I don't want to shortchange the dads here because you have some pretty big deal dads as part of the birth fund, including your husband, Jonathan, but also Serena's husband, as well.


PHILLIP: What's the role of fathers who are often left not just with the grief, but with the advocacy for their partners who didn't make it after childbirth? WELTEROTH: Absolutely. We cannot underestimate the role of partners,

of men and dads in this conversation and in this movement. When you think about it, there is no one who is more impacted than the fathers and the partners that are coming home from these hospitals without their partners left to raise their families on their own. There is no reason that men should not be part of this.

We need to lift up their stories and we need to help educate men on their role as advocates for their partners who are going through one of the biggest transitional moments and most vulnerable times in our lives.

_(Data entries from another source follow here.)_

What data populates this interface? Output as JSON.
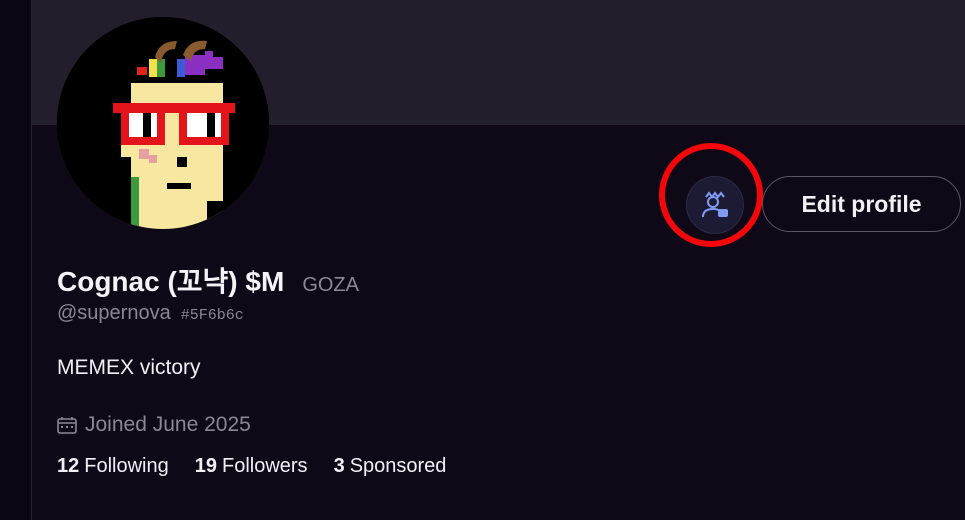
{
  "profile": {
    "display_name": "Cognac (꼬냑) $M",
    "tag": "GOZA",
    "handle": "@supernova",
    "hash_code": "#5F6b6c",
    "bio": "MEMEX victory",
    "joined": "Joined June 2025"
  },
  "actions": {
    "edit_profile_label": "Edit profile",
    "subscription_icon": "user-crown-icon"
  },
  "stats": [
    {
      "count": "12",
      "label": "Following"
    },
    {
      "count": "19",
      "label": "Followers"
    },
    {
      "count": "3",
      "label": "Sponsored"
    }
  ],
  "colors": {
    "page_bg": "#0f0817",
    "banner_bg": "#231e2c",
    "highlight_ring": "#f3070a",
    "icon_accent": "#7f9cf5"
  }
}
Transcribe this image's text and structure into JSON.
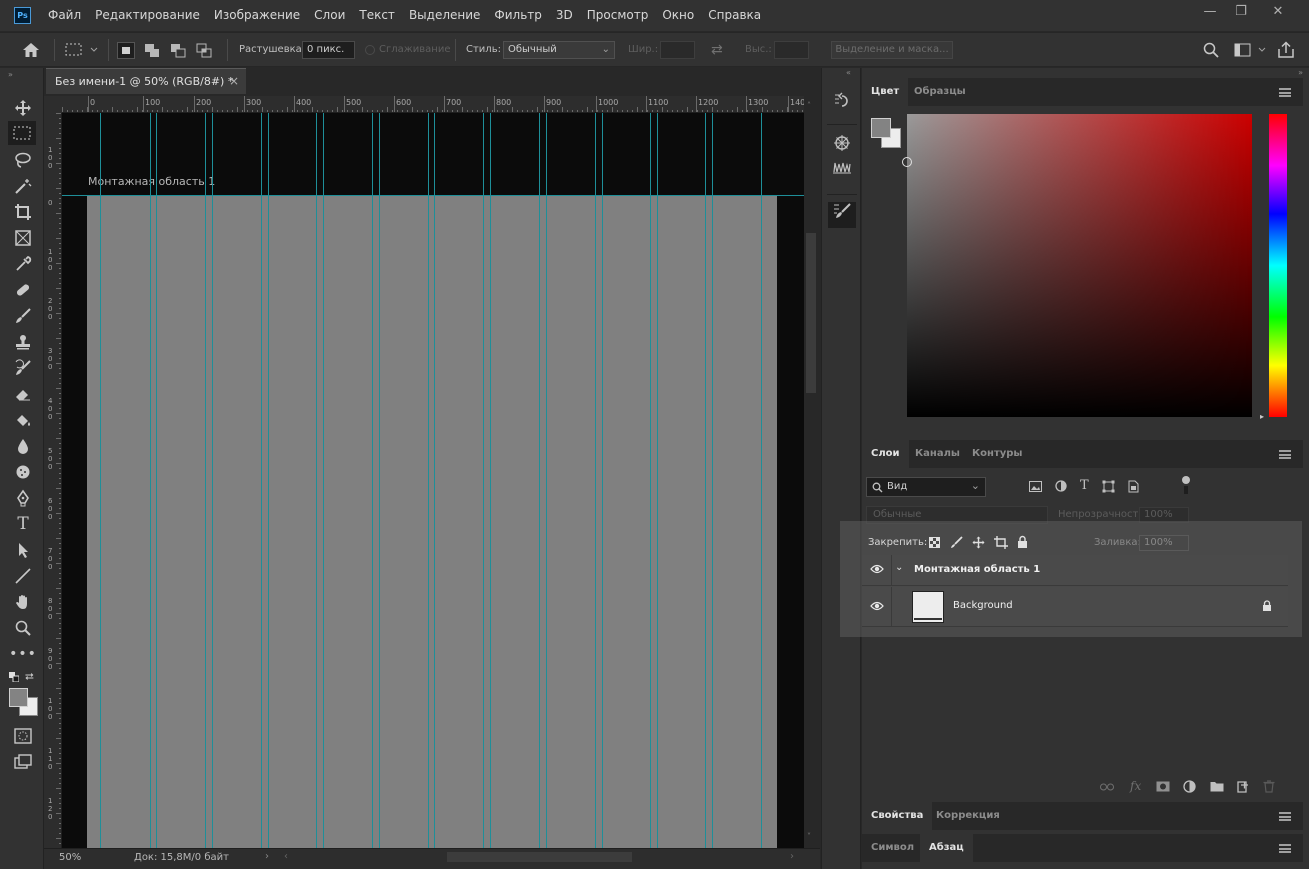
{
  "app": {
    "logo": "Ps"
  },
  "menu": [
    "Файл",
    "Редактирование",
    "Изображение",
    "Слои",
    "Текст",
    "Выделение",
    "Фильтр",
    "3D",
    "Просмотр",
    "Окно",
    "Справка"
  ],
  "window_buttons": [
    "—",
    "❐",
    "✕"
  ],
  "options_bar": {
    "feather_label": "Растушевка:",
    "feather_value": "0 пикс.",
    "antialias_label": "Сглаживание",
    "style_label": "Стиль:",
    "style_value": "Обычный",
    "width_label": "Шир.:",
    "height_label": "Выс.:",
    "select_mask_label": "Выделение и маска..."
  },
  "document": {
    "tab_title": "Без имени-1 @ 50% (RGB/8#) *",
    "artboard_label": "Монтажная область 1",
    "ruler_h": [
      "0",
      "100",
      "200",
      "300",
      "400",
      "500",
      "600",
      "700",
      "800",
      "900",
      "1000",
      "1100",
      "1200",
      "1300",
      "140"
    ],
    "ruler_v": [
      "1\n0\n0",
      "0",
      "1\n0\n0",
      "2\n0\n0",
      "3\n0\n0",
      "4\n0\n0",
      "5\n0\n0",
      "6\n0\n0",
      "7\n0\n0",
      "8\n0\n0",
      "9\n0\n0",
      "1\n0\n0",
      "1\n1\n0",
      "1\n2\n0"
    ]
  },
  "status": {
    "zoom": "50%",
    "doc_info": "Док: 15,8M/0 байт"
  },
  "color_panel": {
    "tabs": [
      "Цвет",
      "Образцы"
    ],
    "foreground": "#838383",
    "background": "#ededed"
  },
  "layers_panel": {
    "tabs": [
      "Слои",
      "Каналы",
      "Контуры"
    ],
    "filter_label": "Вид",
    "blend_mode": "Обычные",
    "opacity_label": "Непрозрачность:",
    "opacity_value": "100%",
    "lock_label": "Закрепить:",
    "fill_label": "Заливка:",
    "fill_value": "100%",
    "layers": [
      {
        "name": "Монтажная область 1",
        "type": "artboard"
      },
      {
        "name": "Background",
        "type": "layer",
        "locked": true
      }
    ]
  },
  "properties_panel": {
    "tabs": [
      "Свойства",
      "Коррекция"
    ]
  },
  "paragraph_panel": {
    "tabs": [
      "Символ",
      "Абзац"
    ]
  },
  "colors": {
    "guide": "#1e8f99",
    "artboard": "#808080",
    "canvas_bg": "#0b0b0b",
    "ui_bg": "#323232"
  }
}
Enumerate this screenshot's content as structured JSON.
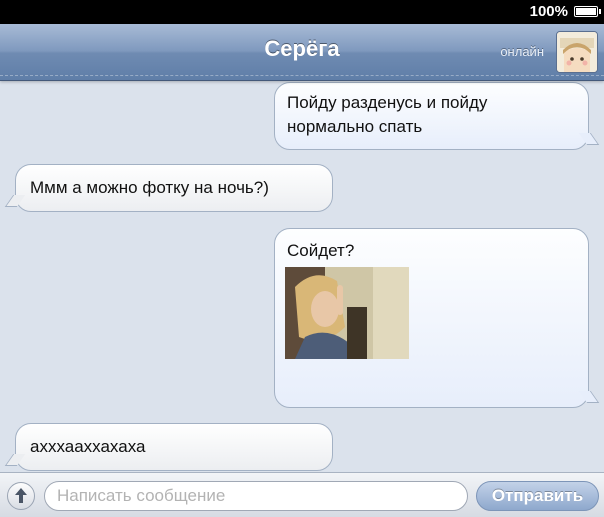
{
  "status_bar": {
    "battery": "100%"
  },
  "header": {
    "title": "Серёга",
    "status": "онлайн"
  },
  "messages": [
    {
      "direction": "outgoing",
      "text": "Пойду разденусь и пойду нормально спать"
    },
    {
      "direction": "incoming",
      "text": "Ммм а можно фотку на ночь?)"
    },
    {
      "direction": "outgoing",
      "text": "Сойдет?",
      "attachment": "photo"
    },
    {
      "direction": "incoming",
      "text": "ахххааххахаха"
    }
  ],
  "composer": {
    "placeholder": "Написать сообщение",
    "value": "",
    "send_label": "Отправить"
  },
  "icons": {
    "attach": "upload-arrow-icon",
    "battery": "battery-icon"
  },
  "colors": {
    "nav": "#7f99be",
    "chat_bg": "#dbe2ec",
    "send": "#8ea8cd"
  }
}
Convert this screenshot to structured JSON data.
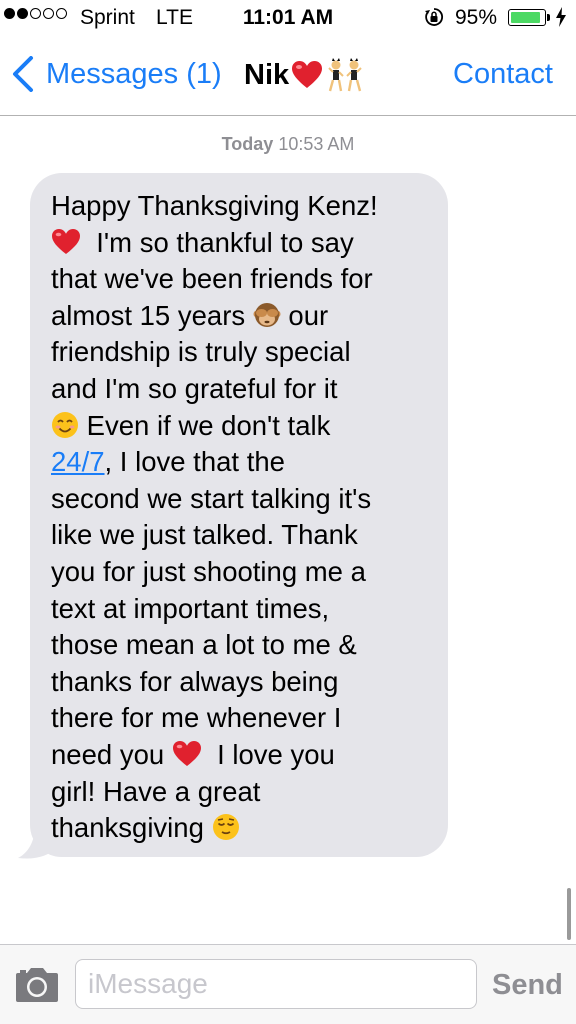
{
  "status_bar": {
    "carrier": "Sprint",
    "network": "LTE",
    "time": "11:01 AM",
    "battery_percent": "95%",
    "battery_level": 0.95,
    "signal_bars_filled": 2,
    "signal_bars_total": 5
  },
  "nav": {
    "back_label": "Messages (1)",
    "title": "Nik",
    "contact_label": "Contact"
  },
  "timestamp": {
    "day": "Today",
    "time": "10:53 AM"
  },
  "message": {
    "lines": [
      {
        "parts": [
          {
            "t": "Happy Thanksgiving Kenz!"
          }
        ]
      },
      {
        "parts": [
          {
            "emoji": "red-heart"
          },
          {
            "t": "  I'm so thankful to say"
          }
        ]
      },
      {
        "parts": [
          {
            "t": "that we've been friends for"
          }
        ]
      },
      {
        "parts": [
          {
            "t": "almost 15 years "
          },
          {
            "emoji": "see-no-evil-monkey"
          },
          {
            "t": " our"
          }
        ]
      },
      {
        "parts": [
          {
            "t": "friendship is truly special"
          }
        ]
      },
      {
        "parts": [
          {
            "t": "and I'm so grateful for it"
          }
        ]
      },
      {
        "parts": [
          {
            "emoji": "smiling-face"
          },
          {
            "t": " Even if we don't talk"
          }
        ]
      },
      {
        "parts": [
          {
            "link": "24/7"
          },
          {
            "t": ", I love that the"
          }
        ]
      },
      {
        "parts": [
          {
            "t": "second we start talking it's"
          }
        ]
      },
      {
        "parts": [
          {
            "t": "like we just talked. Thank"
          }
        ]
      },
      {
        "parts": [
          {
            "t": "you for just shooting me a"
          }
        ]
      },
      {
        "parts": [
          {
            "t": "text at important times,"
          }
        ]
      },
      {
        "parts": [
          {
            "t": "those mean a lot to me &"
          }
        ]
      },
      {
        "parts": [
          {
            "t": "thanks for always being"
          }
        ]
      },
      {
        "parts": [
          {
            "t": "there for me whenever I"
          }
        ]
      },
      {
        "parts": [
          {
            "t": "need you "
          },
          {
            "emoji": "red-heart"
          },
          {
            "t": "  I love you"
          }
        ]
      },
      {
        "parts": [
          {
            "t": "girl! Have a great"
          }
        ]
      },
      {
        "parts": [
          {
            "t": "thanksgiving "
          },
          {
            "emoji": "relieved-face"
          }
        ]
      }
    ]
  },
  "input": {
    "placeholder": "iMessage",
    "value": "",
    "send_label": "Send"
  },
  "colors": {
    "accent": "#1a7df7",
    "bubble": "#e5e5ea",
    "battery": "#4cd964",
    "muted": "#8e8e93"
  }
}
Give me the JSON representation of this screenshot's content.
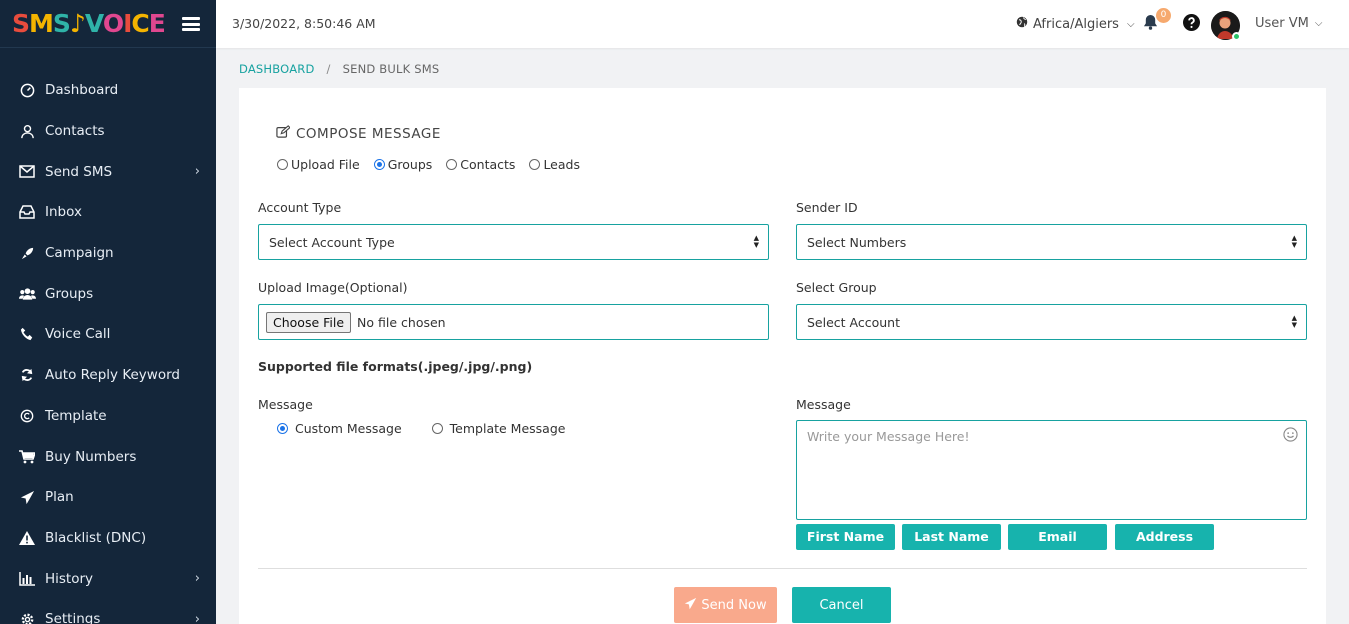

PHILLIP: And of course, Elaine, it's not just us. You've got so many other partners who are stepping in to help these families in all kinds of different ways. We can't list them all now, but just to show people there's a lot that's going on behind the scenes and every single person has a role in doing something about it.

Elaine Welteroth, thank you so much for being here. It's been just such an honor and a privilege to work on this with you.

WELTEROTH: Thank you for your support.

PHILLIP: And you can watch my full report on Black maternal health for the whole story with Anderson Cooper. That episode is available now streaming on Max. And thank you very much for watching "NewsNight". "Laura Coates Live" starts right now.